_Try it_
Retype the listing exactly as it stands, and keep every image out.
Segment Start: Data for analysis
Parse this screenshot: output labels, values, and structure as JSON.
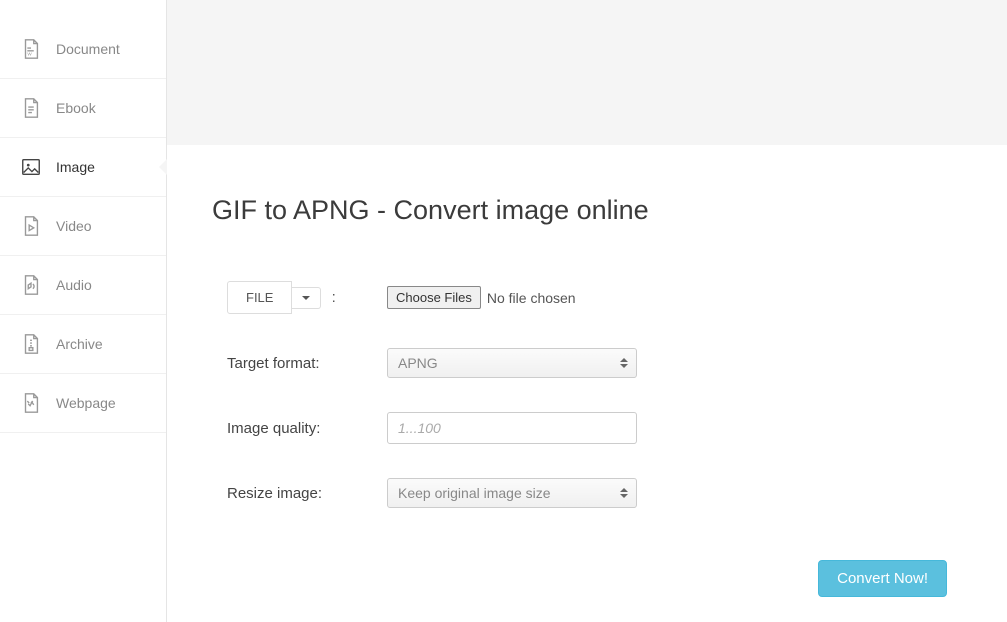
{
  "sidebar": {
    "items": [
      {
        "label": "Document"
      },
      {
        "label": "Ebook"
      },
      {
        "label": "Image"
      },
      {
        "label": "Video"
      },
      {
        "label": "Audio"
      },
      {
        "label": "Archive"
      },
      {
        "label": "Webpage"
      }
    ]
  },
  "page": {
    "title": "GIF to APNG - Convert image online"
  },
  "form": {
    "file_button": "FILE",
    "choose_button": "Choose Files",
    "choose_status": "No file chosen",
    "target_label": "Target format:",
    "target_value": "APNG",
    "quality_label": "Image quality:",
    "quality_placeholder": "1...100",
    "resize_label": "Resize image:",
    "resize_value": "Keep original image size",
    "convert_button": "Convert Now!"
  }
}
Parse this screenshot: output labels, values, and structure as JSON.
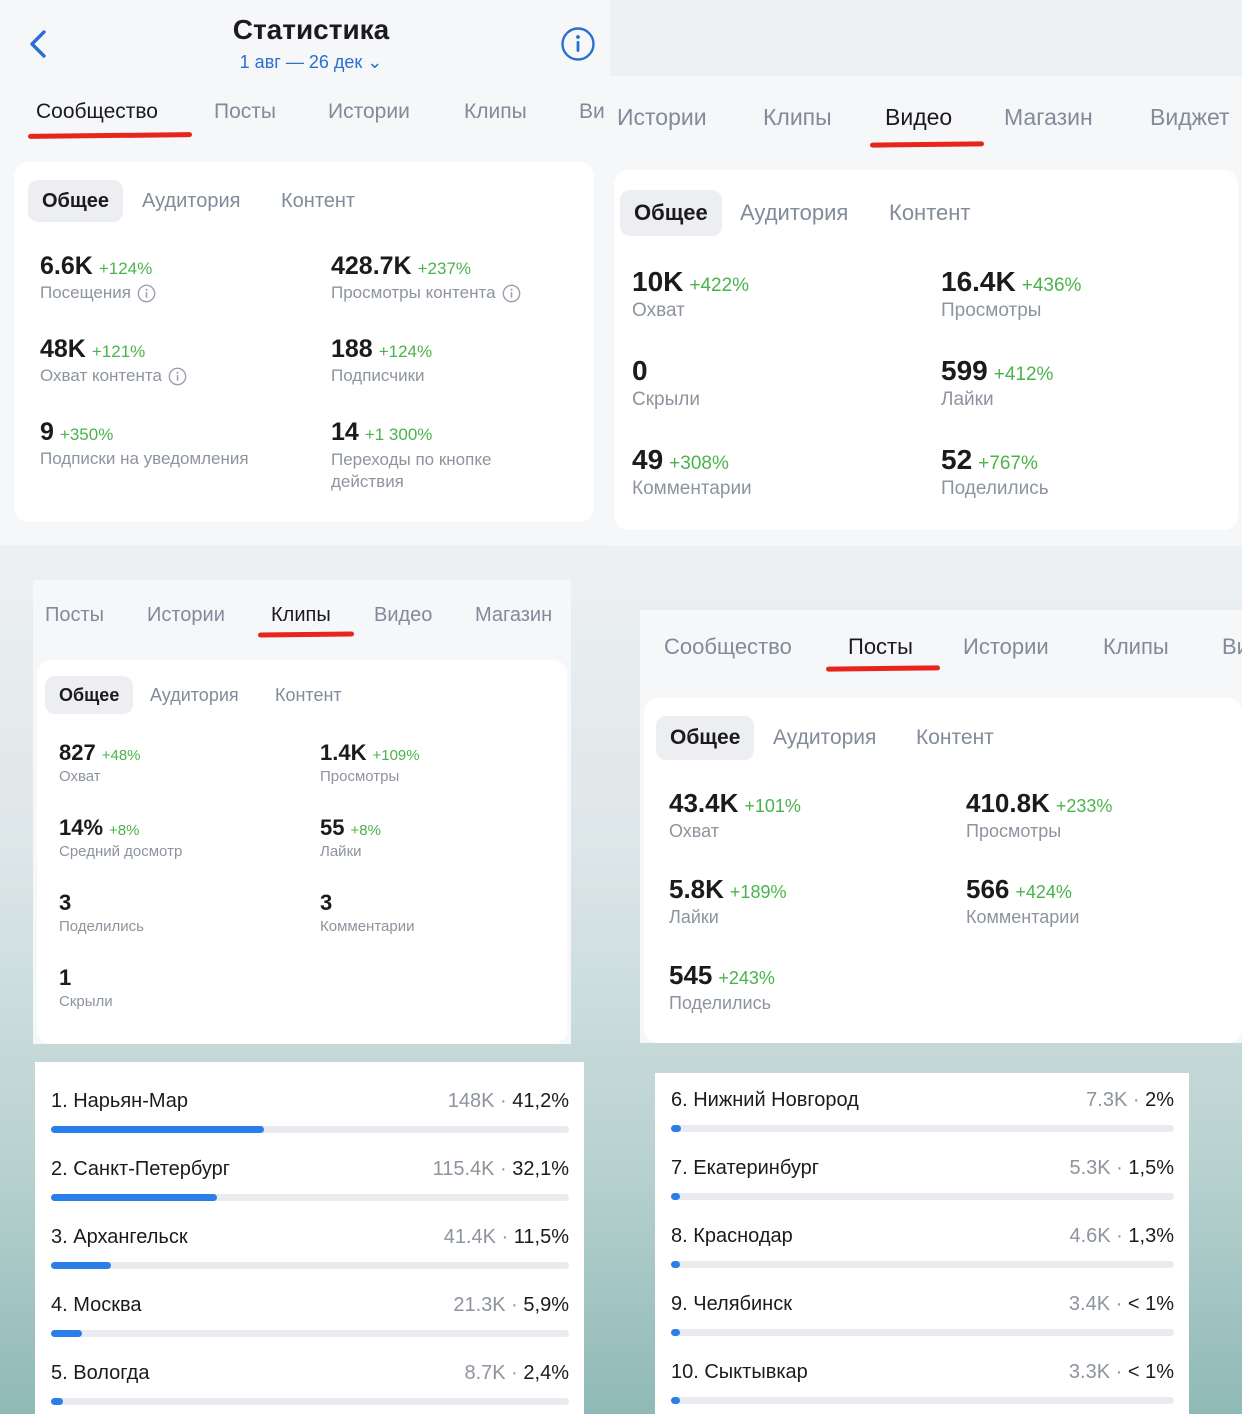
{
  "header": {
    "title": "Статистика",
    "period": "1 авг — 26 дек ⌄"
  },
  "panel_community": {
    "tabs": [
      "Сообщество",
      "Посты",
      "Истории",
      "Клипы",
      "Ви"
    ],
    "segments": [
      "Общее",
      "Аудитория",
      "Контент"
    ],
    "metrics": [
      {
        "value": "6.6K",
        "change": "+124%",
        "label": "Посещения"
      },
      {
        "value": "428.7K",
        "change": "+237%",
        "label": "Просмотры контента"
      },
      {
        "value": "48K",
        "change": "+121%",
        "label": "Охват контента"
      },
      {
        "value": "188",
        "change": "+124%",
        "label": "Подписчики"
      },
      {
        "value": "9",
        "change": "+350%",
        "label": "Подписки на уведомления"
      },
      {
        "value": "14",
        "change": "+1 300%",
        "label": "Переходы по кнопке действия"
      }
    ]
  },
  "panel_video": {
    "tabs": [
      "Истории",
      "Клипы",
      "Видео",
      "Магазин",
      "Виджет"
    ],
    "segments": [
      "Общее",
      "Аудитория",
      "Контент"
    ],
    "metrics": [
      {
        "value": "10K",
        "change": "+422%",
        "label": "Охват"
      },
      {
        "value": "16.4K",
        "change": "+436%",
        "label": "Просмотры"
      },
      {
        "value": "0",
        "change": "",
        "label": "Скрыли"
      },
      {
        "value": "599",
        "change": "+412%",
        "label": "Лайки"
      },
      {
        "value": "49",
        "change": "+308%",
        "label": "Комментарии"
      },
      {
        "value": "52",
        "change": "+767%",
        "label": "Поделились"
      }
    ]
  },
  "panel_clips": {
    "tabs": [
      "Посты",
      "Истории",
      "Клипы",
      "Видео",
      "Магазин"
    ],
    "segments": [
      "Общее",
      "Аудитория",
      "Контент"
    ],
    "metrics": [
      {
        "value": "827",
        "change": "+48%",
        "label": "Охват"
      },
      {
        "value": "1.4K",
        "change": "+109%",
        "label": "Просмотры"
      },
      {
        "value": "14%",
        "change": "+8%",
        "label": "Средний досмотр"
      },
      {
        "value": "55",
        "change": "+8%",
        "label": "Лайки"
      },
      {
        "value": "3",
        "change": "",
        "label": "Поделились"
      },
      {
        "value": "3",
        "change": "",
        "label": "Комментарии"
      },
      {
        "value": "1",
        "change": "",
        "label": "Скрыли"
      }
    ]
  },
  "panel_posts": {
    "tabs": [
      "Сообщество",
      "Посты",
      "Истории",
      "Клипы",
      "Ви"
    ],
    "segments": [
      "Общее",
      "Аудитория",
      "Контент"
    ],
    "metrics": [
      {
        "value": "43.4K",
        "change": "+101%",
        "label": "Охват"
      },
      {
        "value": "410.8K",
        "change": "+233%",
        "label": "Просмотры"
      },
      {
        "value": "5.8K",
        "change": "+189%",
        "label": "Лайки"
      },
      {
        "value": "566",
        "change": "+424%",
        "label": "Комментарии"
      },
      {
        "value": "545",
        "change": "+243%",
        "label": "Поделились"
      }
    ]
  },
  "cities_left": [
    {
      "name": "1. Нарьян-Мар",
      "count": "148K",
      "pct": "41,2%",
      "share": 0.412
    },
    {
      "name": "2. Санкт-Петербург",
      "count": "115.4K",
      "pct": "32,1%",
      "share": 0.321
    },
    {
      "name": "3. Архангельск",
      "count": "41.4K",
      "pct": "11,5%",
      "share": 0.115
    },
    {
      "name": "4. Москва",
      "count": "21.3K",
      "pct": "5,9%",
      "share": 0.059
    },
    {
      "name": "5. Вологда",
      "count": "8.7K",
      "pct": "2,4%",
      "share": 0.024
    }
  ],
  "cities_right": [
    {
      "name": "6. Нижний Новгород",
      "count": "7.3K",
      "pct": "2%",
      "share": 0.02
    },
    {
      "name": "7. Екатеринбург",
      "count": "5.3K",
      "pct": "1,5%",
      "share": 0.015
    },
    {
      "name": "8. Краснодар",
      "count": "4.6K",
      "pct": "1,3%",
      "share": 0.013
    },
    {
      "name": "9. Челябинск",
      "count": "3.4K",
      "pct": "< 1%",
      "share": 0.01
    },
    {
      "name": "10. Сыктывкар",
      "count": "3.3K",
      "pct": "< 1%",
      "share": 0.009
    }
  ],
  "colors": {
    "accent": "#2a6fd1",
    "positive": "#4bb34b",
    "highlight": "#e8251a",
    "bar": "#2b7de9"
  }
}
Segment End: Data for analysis
_Result of the task_
Parse this screenshot: output labels, values, and structure as JSON.
{
  "sidebar": {
    "items": [
      {
        "label": "Document"
      },
      {
        "label": "Ebook"
      },
      {
        "label": "Image"
      },
      {
        "label": "Video"
      },
      {
        "label": "Audio"
      },
      {
        "label": "Archive"
      },
      {
        "label": "Webpage"
      }
    ]
  },
  "page": {
    "title": "GIF to APNG - Convert image online"
  },
  "form": {
    "file_button": "FILE",
    "choose_button": "Choose Files",
    "choose_status": "No file chosen",
    "target_label": "Target format:",
    "target_value": "APNG",
    "quality_label": "Image quality:",
    "quality_placeholder": "1...100",
    "resize_label": "Resize image:",
    "resize_value": "Keep original image size",
    "convert_button": "Convert Now!"
  }
}
Parse this screenshot: output labels, values, and structure as JSON.
{
  "header": {
    "title": "Статистика",
    "period": "1 авг — 26 дек ⌄"
  },
  "panel_community": {
    "tabs": [
      "Сообщество",
      "Посты",
      "Истории",
      "Клипы",
      "Ви"
    ],
    "segments": [
      "Общее",
      "Аудитория",
      "Контент"
    ],
    "metrics": [
      {
        "value": "6.6K",
        "change": "+124%",
        "label": "Посещения"
      },
      {
        "value": "428.7K",
        "change": "+237%",
        "label": "Просмотры контента"
      },
      {
        "value": "48K",
        "change": "+121%",
        "label": "Охват контента"
      },
      {
        "value": "188",
        "change": "+124%",
        "label": "Подписчики"
      },
      {
        "value": "9",
        "change": "+350%",
        "label": "Подписки на уведомления"
      },
      {
        "value": "14",
        "change": "+1 300%",
        "label": "Переходы по кнопке действия"
      }
    ]
  },
  "panel_video": {
    "tabs": [
      "Истории",
      "Клипы",
      "Видео",
      "Магазин",
      "Виджет"
    ],
    "segments": [
      "Общее",
      "Аудитория",
      "Контент"
    ],
    "metrics": [
      {
        "value": "10K",
        "change": "+422%",
        "label": "Охват"
      },
      {
        "value": "16.4K",
        "change": "+436%",
        "label": "Просмотры"
      },
      {
        "value": "0",
        "change": "",
        "label": "Скрыли"
      },
      {
        "value": "599",
        "change": "+412%",
        "label": "Лайки"
      },
      {
        "value": "49",
        "change": "+308%",
        "label": "Комментарии"
      },
      {
        "value": "52",
        "change": "+767%",
        "label": "Поделились"
      }
    ]
  },
  "panel_clips": {
    "tabs": [
      "Посты",
      "Истории",
      "Клипы",
      "Видео",
      "Магазин"
    ],
    "segments": [
      "Общее",
      "Аудитория",
      "Контент"
    ],
    "metrics": [
      {
        "value": "827",
        "change": "+48%",
        "label": "Охват"
      },
      {
        "value": "1.4K",
        "change": "+109%",
        "label": "Просмотры"
      },
      {
        "value": "14%",
        "change": "+8%",
        "label": "Средний досмотр"
      },
      {
        "value": "55",
        "change": "+8%",
        "label": "Лайки"
      },
      {
        "value": "3",
        "change": "",
        "label": "Поделились"
      },
      {
        "value": "3",
        "change": "",
        "label": "Комментарии"
      },
      {
        "value": "1",
        "change": "",
        "label": "Скрыли"
      }
    ]
  },
  "panel_posts": {
    "tabs": [
      "Сообщество",
      "Посты",
      "Истории",
      "Клипы",
      "Ви"
    ],
    "segments": [
      "Общее",
      "Аудитория",
      "Контент"
    ],
    "metrics": [
      {
        "value": "43.4K",
        "change": "+101%",
        "label": "Охват"
      },
      {
        "value": "410.8K",
        "change": "+233%",
        "label": "Просмотры"
      },
      {
        "value": "5.8K",
        "change": "+189%",
        "label": "Лайки"
      },
      {
        "value": "566",
        "change": "+424%",
        "label": "Комментарии"
      },
      {
        "value": "545",
        "change": "+243%",
        "label": "Поделились"
      }
    ]
  },
  "cities_left": [
    {
      "name": "1. Нарьян-Мар",
      "count": "148K",
      "pct": "41,2%",
      "share": 0.412
    },
    {
      "name": "2. Санкт-Петербург",
      "count": "115.4K",
      "pct": "32,1%",
      "share": 0.321
    },
    {
      "name": "3. Архангельск",
      "count": "41.4K",
      "pct": "11,5%",
      "share": 0.115
    },
    {
      "name": "4. Москва",
      "count": "21.3K",
      "pct": "5,9%",
      "share": 0.059
    },
    {
      "name": "5. Вологда",
      "count": "8.7K",
      "pct": "2,4%",
      "share": 0.024
    }
  ],
  "cities_right": [
    {
      "name": "6. Нижний Новгород",
      "count": "7.3K",
      "pct": "2%",
      "share": 0.02
    },
    {
      "name": "7. Екатеринбург",
      "count": "5.3K",
      "pct": "1,5%",
      "share": 0.015
    },
    {
      "name": "8. Краснодар",
      "count": "4.6K",
      "pct": "1,3%",
      "share": 0.013
    },
    {
      "name": "9. Челябинск",
      "count": "3.4K",
      "pct": "< 1%",
      "share": 0.01
    },
    {
      "name": "10. Сыктывкар",
      "count": "3.3K",
      "pct": "< 1%",
      "share": 0.009
    }
  ],
  "colors": {
    "accent": "#2a6fd1",
    "positive": "#4bb34b",
    "highlight": "#e8251a",
    "bar": "#2b7de9"
  }
}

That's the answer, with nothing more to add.